It’s colder elsewhere, sure. Mostly in the settings of nineteenth-century Russian novels. And as we get toward March, I keep the weather for Duluth in my iPhone rotation, just to stay humble.
But—as anyone around here will remind you over a Schlitz, or eight—Chicago is the largest American city that deals with negative-twenty-degree wind chills on a regular basis.
The wind chill last week got down to negative twenty. In this range, we all become characters in a Jack London story, fighting to keep the blood in extremities we didn’t know we had. And I start to wonder: If I needed to build a fire and all I had was an iPhone, how long would it take for me to freeze to death? Read More »
March 1, 2012 | by Patrick Monahan
I never really got the Blues, though I have certainly gotten the blues. Maybe that’s why, until recently, I had never heard of Alberta Hunter and why her recordings and I are now inseparable. If Bessie Smith’s blues are a wail to the world, Alberta’s are a conversational tête à tête. She wrote and sang throughout her life but refused to be classified as a singer of any particular genre. “Just call me a singer of songs,” she insisted.
Last summer, a pianist friend handed me Amtrak Blues, an album Alberta recorded in 1978, at age eight-three. “You’ll get this,” he assured me. When I put it on, a frank, earthy voice radiated from the stereo speakers, and I started wondering who this lady could be. I found photos of a moon-eyed Chicago saloon singer with gold hoop earrings, a Parisian flapper in a filmy evening dress, a nurse in whites, a USO entertainer in khakis, and a sibylline old lady.
There was, as it turned out, a variegated life behind such variety. “I’ve been more places by accident than most people have been on purpose,” Alberta once quipped. A singer, actress, composer, and journalist, she was a kind of musical Marco Polo whose talents were as diverse as the many places her career carried her. Read More »
December 26, 2011 | by Caleb Crain
We’re out this week, but we’re re-posting some of our favorite pieces from 2011 while we’re away. We hope you enjoy—and have a happy New Year!
My husband and I watched Ferris Bueller’s Day Off (1986) the other night. He’d never seen it before, to the consternation of his Facebook friends, and I last saw it a decade ago, when I remember having been vaguely entertained. Not this time, though. “God, he’s kind of awful, isn’t he?” Peter commented, about ten minutes in. I agreed but was fascinated. Before my eyes, the rentier class was daydreaming a special dream, a dream of getting away from the drudges and the scolds ...
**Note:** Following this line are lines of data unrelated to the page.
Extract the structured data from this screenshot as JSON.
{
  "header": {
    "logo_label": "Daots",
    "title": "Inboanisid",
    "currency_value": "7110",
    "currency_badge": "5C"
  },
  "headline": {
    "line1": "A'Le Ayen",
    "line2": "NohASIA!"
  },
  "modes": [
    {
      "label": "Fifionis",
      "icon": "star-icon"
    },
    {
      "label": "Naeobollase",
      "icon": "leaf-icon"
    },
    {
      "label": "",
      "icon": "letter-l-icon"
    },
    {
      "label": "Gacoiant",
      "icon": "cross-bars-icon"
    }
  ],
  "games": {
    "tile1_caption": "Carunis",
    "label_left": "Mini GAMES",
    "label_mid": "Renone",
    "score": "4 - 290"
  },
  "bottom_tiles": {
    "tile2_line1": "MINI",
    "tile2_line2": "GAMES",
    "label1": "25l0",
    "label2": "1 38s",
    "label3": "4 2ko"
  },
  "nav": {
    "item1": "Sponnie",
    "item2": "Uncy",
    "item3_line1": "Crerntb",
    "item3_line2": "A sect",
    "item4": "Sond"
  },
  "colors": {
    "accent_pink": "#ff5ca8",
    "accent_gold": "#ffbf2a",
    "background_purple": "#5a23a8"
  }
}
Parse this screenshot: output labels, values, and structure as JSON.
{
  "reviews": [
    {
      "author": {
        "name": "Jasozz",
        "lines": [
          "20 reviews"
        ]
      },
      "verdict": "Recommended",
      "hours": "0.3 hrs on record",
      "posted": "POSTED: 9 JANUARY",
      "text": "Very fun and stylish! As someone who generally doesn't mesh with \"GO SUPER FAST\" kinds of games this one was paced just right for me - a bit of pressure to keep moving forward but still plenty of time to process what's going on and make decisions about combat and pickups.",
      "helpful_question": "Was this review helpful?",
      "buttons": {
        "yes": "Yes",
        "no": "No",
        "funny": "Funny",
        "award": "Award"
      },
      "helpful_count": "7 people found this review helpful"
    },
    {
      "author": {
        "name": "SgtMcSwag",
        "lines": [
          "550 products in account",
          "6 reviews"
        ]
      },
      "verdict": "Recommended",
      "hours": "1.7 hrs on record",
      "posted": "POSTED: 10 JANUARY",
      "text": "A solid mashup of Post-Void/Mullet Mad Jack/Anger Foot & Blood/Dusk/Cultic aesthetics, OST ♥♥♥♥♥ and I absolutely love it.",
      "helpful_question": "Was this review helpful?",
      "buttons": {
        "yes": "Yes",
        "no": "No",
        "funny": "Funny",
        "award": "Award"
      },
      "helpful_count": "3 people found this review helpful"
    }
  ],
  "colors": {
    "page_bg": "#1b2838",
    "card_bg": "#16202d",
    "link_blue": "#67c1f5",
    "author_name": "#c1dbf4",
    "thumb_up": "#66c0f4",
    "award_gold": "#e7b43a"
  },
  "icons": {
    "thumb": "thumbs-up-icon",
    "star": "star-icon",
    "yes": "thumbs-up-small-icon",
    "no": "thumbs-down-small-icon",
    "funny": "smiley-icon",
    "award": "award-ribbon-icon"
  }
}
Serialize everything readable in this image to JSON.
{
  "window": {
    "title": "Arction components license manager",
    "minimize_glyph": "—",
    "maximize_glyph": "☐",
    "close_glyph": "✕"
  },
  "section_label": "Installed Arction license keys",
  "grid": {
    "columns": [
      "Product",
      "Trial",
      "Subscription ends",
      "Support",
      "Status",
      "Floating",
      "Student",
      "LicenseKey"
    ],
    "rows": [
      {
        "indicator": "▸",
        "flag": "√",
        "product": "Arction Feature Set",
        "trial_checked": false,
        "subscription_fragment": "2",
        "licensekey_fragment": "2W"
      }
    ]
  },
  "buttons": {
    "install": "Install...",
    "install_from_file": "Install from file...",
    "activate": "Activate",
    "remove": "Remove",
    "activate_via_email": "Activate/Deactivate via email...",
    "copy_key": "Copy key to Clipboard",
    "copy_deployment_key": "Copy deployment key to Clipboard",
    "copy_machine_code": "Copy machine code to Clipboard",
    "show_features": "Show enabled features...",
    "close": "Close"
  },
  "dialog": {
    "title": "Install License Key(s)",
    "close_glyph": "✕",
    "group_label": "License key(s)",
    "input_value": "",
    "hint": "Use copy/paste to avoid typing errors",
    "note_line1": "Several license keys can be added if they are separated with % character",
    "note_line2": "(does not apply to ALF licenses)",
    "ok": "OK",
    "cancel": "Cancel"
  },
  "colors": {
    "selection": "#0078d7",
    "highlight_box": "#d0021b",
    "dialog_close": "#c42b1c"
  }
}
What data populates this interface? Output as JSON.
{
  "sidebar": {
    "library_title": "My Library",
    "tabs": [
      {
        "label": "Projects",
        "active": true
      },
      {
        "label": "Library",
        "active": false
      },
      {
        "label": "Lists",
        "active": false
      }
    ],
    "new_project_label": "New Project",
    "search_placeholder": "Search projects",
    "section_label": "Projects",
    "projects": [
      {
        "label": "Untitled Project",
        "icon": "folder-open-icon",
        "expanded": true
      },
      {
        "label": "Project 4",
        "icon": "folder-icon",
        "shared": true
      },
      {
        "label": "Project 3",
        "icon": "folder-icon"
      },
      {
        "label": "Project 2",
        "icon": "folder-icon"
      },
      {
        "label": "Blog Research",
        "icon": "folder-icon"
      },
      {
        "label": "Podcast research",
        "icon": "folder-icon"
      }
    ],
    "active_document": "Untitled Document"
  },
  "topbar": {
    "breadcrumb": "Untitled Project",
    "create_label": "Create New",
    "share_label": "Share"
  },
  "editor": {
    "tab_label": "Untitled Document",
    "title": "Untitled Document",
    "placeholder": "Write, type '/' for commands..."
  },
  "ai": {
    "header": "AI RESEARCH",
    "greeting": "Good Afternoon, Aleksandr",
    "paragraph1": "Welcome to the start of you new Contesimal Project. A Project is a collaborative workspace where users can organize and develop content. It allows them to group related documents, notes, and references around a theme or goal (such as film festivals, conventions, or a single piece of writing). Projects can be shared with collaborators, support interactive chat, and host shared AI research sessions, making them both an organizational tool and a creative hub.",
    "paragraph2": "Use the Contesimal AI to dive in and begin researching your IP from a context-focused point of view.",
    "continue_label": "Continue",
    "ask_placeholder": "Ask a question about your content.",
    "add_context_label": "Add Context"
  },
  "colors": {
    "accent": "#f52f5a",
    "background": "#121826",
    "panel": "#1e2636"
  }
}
I was not fascinated by the plot, which is thin. A high-school senior named Ferris Bueller, played by Matthew Broderick, feigns illness in order to play hooky and persuades a hypochondriacal friend and a bland girlfriend to follow him on a tour of Chicago, visiting a fancy restaurant, a baseball game, an art museum, and a German-American heritage parade. The movie depends heavily on Broderick’s charm as an actor, on his mix of too careful enunciation, direct address to the camera, and pale pink pubescence in the shower. In the opening scene, director John Hughes takes a rather large risk: Ferris lies to his parents with large calf eyes, giggling and lapsing into baby talk. What kind of movie hero consciously presents himself as infantile and duplicitous? What kind of movie hero begins by seducing his parents?